With its fourth straight win, San Diego moves to 6-5 – one game back of the AFC West-leading Kansas City Chiefs. The Colts (6-5) dropped their second in a row, remaining in a tie for the AFC South lead with the Jacksonville Jaguars.
Here are five observations from the game:
1. Manning can’t save the Colts single-handedly. The injuries to running backs Joseph Addai and Mike Hart, wide receiver Austin Collie, and tight end Dallas Clark are exposing the Colts’ lack of depth. Manning could make up for youthful backups against lesser opponents, but against the elite teams he needs more playmakers. This problem is exacerbated when the team falls behind as it did Sunday, because the decline in talent means teams can be more aggressive in attacking the Colts than in years past. Blitzing Manning becomes a whole lot easier when you know he has to throw and his pass catchers (except for Reggie Wayne) are ordinary. Indianapolis fans should start to worry a bit about their team’s playoff chances.
2. The Chargers defense is finding its form. Yes, Manning is missing his skill players but forcing four interceptions from a stud quarterback is phenomenal. Also, it appeared on almost every pass play that Manning faced an intense pass rush. There were two telling figures that cannot go unsaid: Indianapolis went 3 for 12 on third-down conversions and had just 24 rushing yards on 13 carries. And before anybody says the game was a rout, Indianapolis was down only 16-14 at halftime.
3. The Chargers can win without a huge game from Rivers. Rivers was efficient but he didn’t have a touchdown pass. In his previous three games, he threw 10 touchdown passes. If the Chargers play turnover-free ball as they did Sunday, watch out. They can dominate the clock just as well as any team in the league. They had the ball for more than 35 minutes against the Colts thanks to the strong running of Tolbert, who wore down Indianapolis’ undersized front seven with his 26 carries tom compliment Rivers’ controlled passing attack.
4. Indianapolis’ defense needs to make plays. The Chargers had only 301 yards of total offense and went 0 for 8 on third-down conversions, but with the Colts offense hurting, the defense – namely ends Dwight Freeney and Robert Mathis – must step it up. Indianapolis is missing its tremendous safety Bob Sanders, but he has missed so much time the past few seasons that the team should know how to compensate for his absence.
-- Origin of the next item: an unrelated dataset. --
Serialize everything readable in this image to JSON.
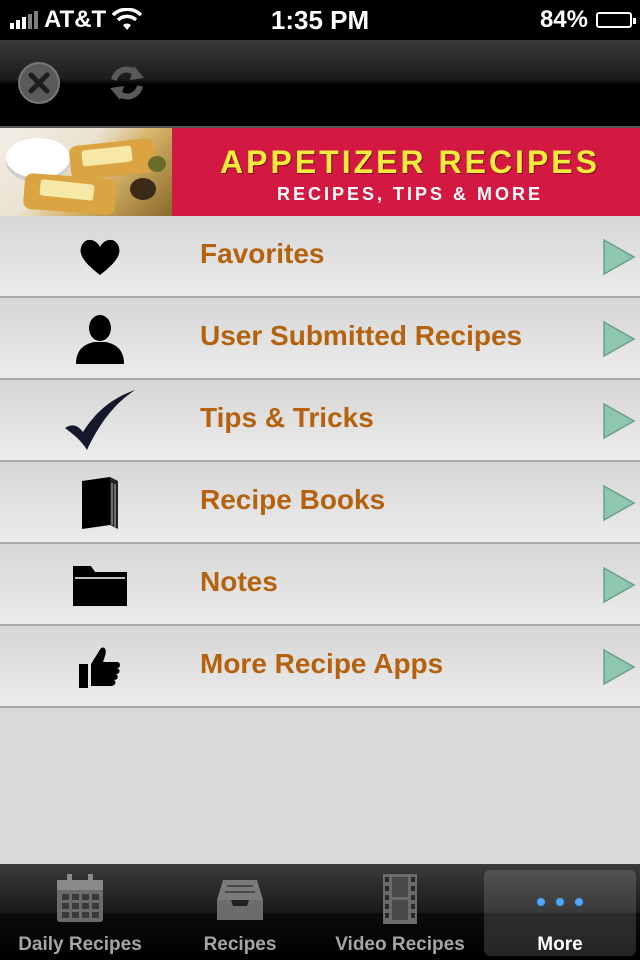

The Colts’ special teams needs to raise its game too. It did little Sunday, averaging a terrible 16.7 yards on nine kickoff returns. Giving the offense a short field (either by causing turnovers or with great punt/kickoff returns) will be paramount for the Colts the rest of the season.
5. The Chargers must tighten up its red-zone offense. Five trips inside the Colts’ 20 yielded four field goals and only one touchdown. If San Diego wants to continue its second-half resurgence, it cannot waste opportunities like it did Sunday. That said, going on the road and soundly beating the defending AFC champions should give the Chargers a huge boost for the stretch run.